Island Endemic Flora

The Garden holds a number of rare and endangered species from Crete and the Atlantic islands of Madeira and the Canary Islands.

Planted along the warmest wall of the garden is an extensive collection of species from the Canary Islands and Madeira. These include species of Argyranthemum, Lavandula, Lotus, the impressive Echium pininiana with its 8 foot blue flower spikes (see picture, below) and the rare Echium wildpretii from the top of the volcano (Mount Teide) in Tenerife.

Most of these plants survive mild winters with the protection of a fleece tent that extends the length of the border. Back-up plants of all species are kept in the glasshouses in the event of a very cold winter.

The collection of endemic Cretan plants is grown in one of the glasshouses as well as on the recently restored rock garden. It is the oldest planted rock garden in Europe still on view to the public and dates from 1773. It was built with stones from the Tower of London, chalk and flint and lava from a volcano in Iceland. The lava was donated by Sir Joseph Banks, it was used as ballast in his ship and was dropped off at the Chelsea Physic Garden as it sailed up the Thames.

Views of the Canary Island and Madeiran bed


British Natives and other regions of the worldThe Garden holds a collection of British native plants as well as collections of other continents.

The South African, display contains species from this part of the world, with a large example of Cussonia paniculata which survives our winters with the protection of a structure of bubble-wrap during the cold winter months.

The South and North American beds, display a selection of trees, shrubs and colourful annuals from these regions.
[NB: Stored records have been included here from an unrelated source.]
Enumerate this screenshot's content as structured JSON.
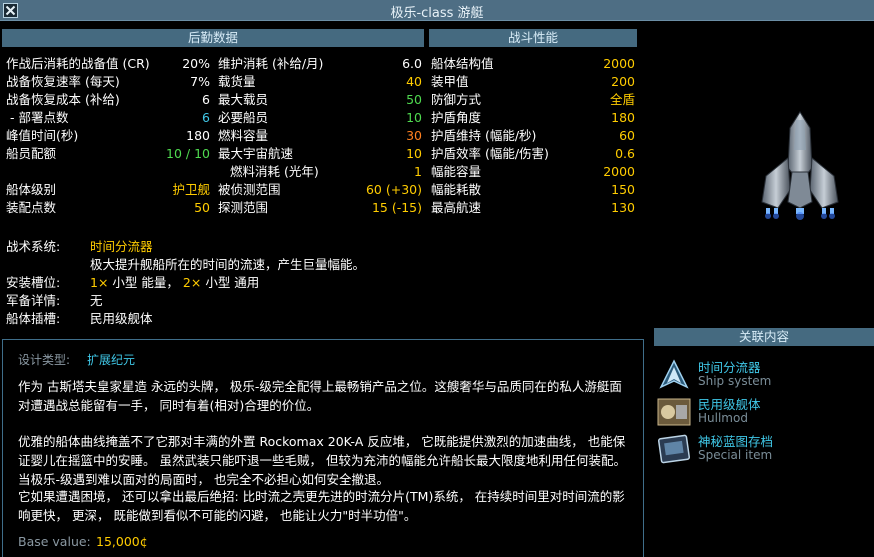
{
  "title": "极乐-class 游艇",
  "logistics": {
    "header": "后勤数据",
    "col1": [
      {
        "label": "作战后消耗的战备值 (CR)",
        "value": "20%",
        "color": "w"
      },
      {
        "label": "战备恢复速率 (每天)",
        "value": "7%",
        "color": "w"
      },
      {
        "label": "战备恢复成本 (补给)",
        "value": "6",
        "color": "w"
      },
      {
        "label": "- 部署点数",
        "value": "6",
        "color": "c"
      },
      {
        "label": "峰值时间(秒)",
        "value": "180",
        "color": "w"
      },
      {
        "label": "船员配额",
        "value": "10 / 10",
        "color": "g"
      },
      {
        "label": "",
        "value": "",
        "color": "w"
      },
      {
        "label": "船体级别",
        "value": "护卫舰",
        "color": "y"
      },
      {
        "label": "装配点数",
        "value": "50",
        "color": "y"
      }
    ],
    "col2": [
      {
        "label": "维护消耗 (补给/月)",
        "value": "6.0",
        "color": "w"
      },
      {
        "label": "载货量",
        "value": "40",
        "color": "y"
      },
      {
        "label": "最大载员",
        "value": "50",
        "color": "g"
      },
      {
        "label": "必要船员",
        "value": "10",
        "color": "g"
      },
      {
        "label": "燃料容量",
        "value": "30",
        "color": "o"
      },
      {
        "label": "最大宇宙航速",
        "value": "10",
        "color": "y"
      },
      {
        "label": "燃料消耗 (光年)",
        "value": "1",
        "color": "y"
      },
      {
        "label": "被侦测范围",
        "value": "60 (+30)",
        "color": "y"
      },
      {
        "label": "探测范围",
        "value": "15 (-15)",
        "color": "y"
      }
    ]
  },
  "combat": {
    "header": "战斗性能",
    "rows": [
      {
        "label": "船体结构值",
        "value": "2000"
      },
      {
        "label": "装甲值",
        "value": "200"
      },
      {
        "label": "防御方式",
        "value": "全盾"
      },
      {
        "label": "护盾角度",
        "value": "180"
      },
      {
        "label": "护盾维持 (幅能/秒)",
        "value": "60"
      },
      {
        "label": "护盾效率 (幅能/伤害)",
        "value": "0.6"
      },
      {
        "label": "幅能容量",
        "value": "2000"
      },
      {
        "label": "幅能耗散",
        "value": "150"
      },
      {
        "label": "最高航速",
        "value": "130"
      }
    ]
  },
  "systems": {
    "tactical_label": "战术系统:",
    "tactical_name": "时间分流器",
    "tactical_desc": "极大提升舰船所在的时间的流速，产生巨量幅能。",
    "slots_label": "安装槽位:",
    "slots_n1": "1×",
    "slots_t1": "小型 能量，",
    "slots_n2": "2×",
    "slots_t2": "小型 通用",
    "armament_label": "军备详情:",
    "armament_value": "无",
    "hullmod_label": "船体插槽:",
    "hullmod_value": "民用级舰体"
  },
  "description": {
    "type_label": "设计类型:",
    "type_value": "扩展纪元",
    "p1": "作为 古斯塔夫皇家星造 永远的头牌， 极乐-级完全配得上最畅销产品之位。这艘奢华与品质同在的私人游艇面对遭遇战总能留有一手， 同时有着(相对)合理的价位。",
    "p2": "优雅的船体曲线掩盖不了它那对丰满的外置 Rockomax 20K-A 反应堆， 它既能提供激烈的加速曲线， 也能保证婴儿在摇篮中的安睡。 虽然武装只能吓退一些毛贼， 但较为充沛的幅能允许船长最大限度地利用任何装配。 当极乐-级遇到难以面对的局面时， 也完全不必担心如何安全撤退。",
    "p3": "它如果遭遇困境， 还可以拿出最后绝招: 比时流之壳更先进的时流分片(TM)系统， 在持续时间里对时间流的影响更快， 更深， 既能做到看似不可能的闪避， 也能让火力\"时半功倍\"。",
    "base_label": "Base value:",
    "base_value": "15,000¢"
  },
  "related": {
    "header": "关联内容",
    "items": [
      {
        "name": "时间分流器",
        "type": "Ship system",
        "icon": "ship-system-icon"
      },
      {
        "name": "民用级舰体",
        "type": "Hullmod",
        "icon": "hullmod-icon"
      },
      {
        "name": "神秘蓝图存档",
        "type": "Special item",
        "icon": "blueprint-icon"
      }
    ]
  },
  "colors": {
    "header_bg": "#456a80",
    "accent_yellow": "#ffcc00",
    "accent_green": "#4fd94f",
    "accent_cyan": "#40c8e8",
    "accent_orange": "#ff8020"
  }
}
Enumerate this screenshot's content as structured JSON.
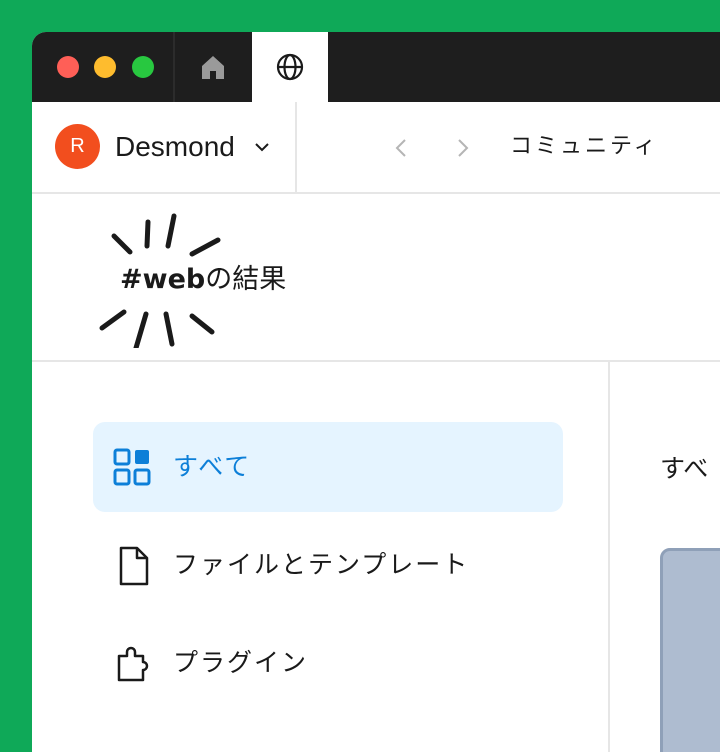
{
  "window": {
    "tabs": [
      {
        "icon": "home-icon",
        "active": false
      },
      {
        "icon": "globe-icon",
        "active": true
      }
    ]
  },
  "navbar": {
    "avatar_initial": "R",
    "avatar_color": "#f24e1e",
    "username": "Desmond",
    "breadcrumb": "コミュニティ"
  },
  "header": {
    "tag": "#web",
    "suffix": "の結果"
  },
  "sidebar": {
    "items": [
      {
        "label": "すべて",
        "icon": "grid-icon",
        "active": true
      },
      {
        "label": "ファイルとテンプレート",
        "icon": "file-icon",
        "active": false
      },
      {
        "label": "プラグイン",
        "icon": "puzzle-icon",
        "active": false
      }
    ]
  },
  "content": {
    "heading": "すべ"
  },
  "colors": {
    "background": "#0fa958",
    "accent": "#0d7fd8",
    "active_bg": "#e5f4ff"
  }
}
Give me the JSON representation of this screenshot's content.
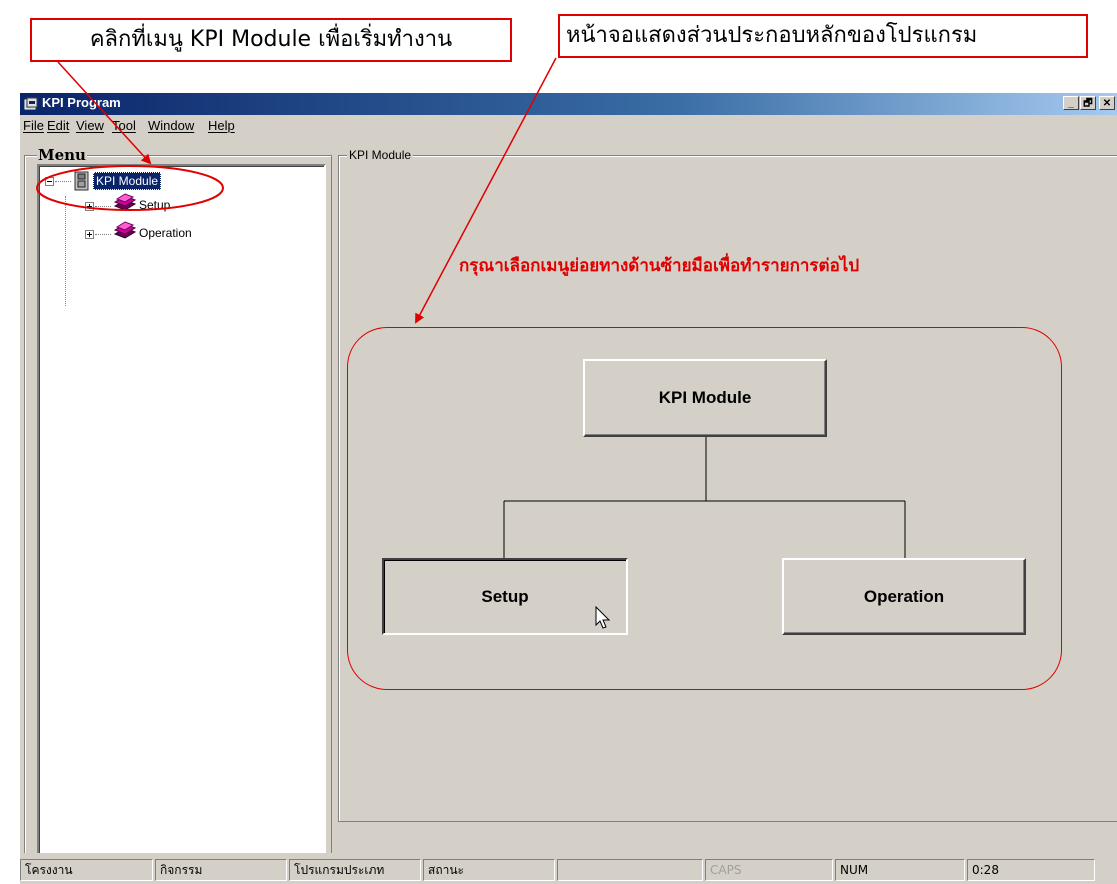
{
  "annotations": {
    "left_callout": "คลิกที่เมนู KPI Module เพื่อเริ่มทำงาน",
    "right_callout": "หน้าจอแสดงส่วนประกอบหลักของโปรแกรม"
  },
  "window": {
    "title": "KPI Program",
    "controls": {
      "minimize": "_",
      "restore": "🗗",
      "close": "✕"
    }
  },
  "menubar": {
    "items": [
      "File",
      "Edit",
      "View",
      "Tool",
      "Window",
      "Help"
    ]
  },
  "menu_panel": {
    "legend": "Menu",
    "tree": {
      "root": {
        "label": "KPI Module",
        "icon": "cabinet-icon",
        "expanded": true,
        "selected": true
      },
      "children": [
        {
          "label": "Setup",
          "icon": "books-icon",
          "expanded": false
        },
        {
          "label": "Operation",
          "icon": "books-icon",
          "expanded": false
        }
      ]
    }
  },
  "kpi_panel": {
    "legend": "KPI Module",
    "hint": "กรุณาเลือกเมนูย่อยทางด้านซ้ายมือเพื่อทำรายการต่อไป",
    "diagram": {
      "root": "KPI Module",
      "children": [
        "Setup",
        "Operation"
      ]
    }
  },
  "statusbar": {
    "panels": [
      "โครงงาน",
      "กิจกรรม",
      "โปรแกรมประเภท",
      "สถานะ",
      "",
      "CAPS",
      "NUM",
      "0:28"
    ]
  },
  "colors": {
    "annotation_red": "#e00000",
    "title_blue": "#0a246a",
    "face": "#d4d0c8"
  }
}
The photograph shows a selection of Cornfield annuals which, although not originally native to Britain, are now naturalised into our flora.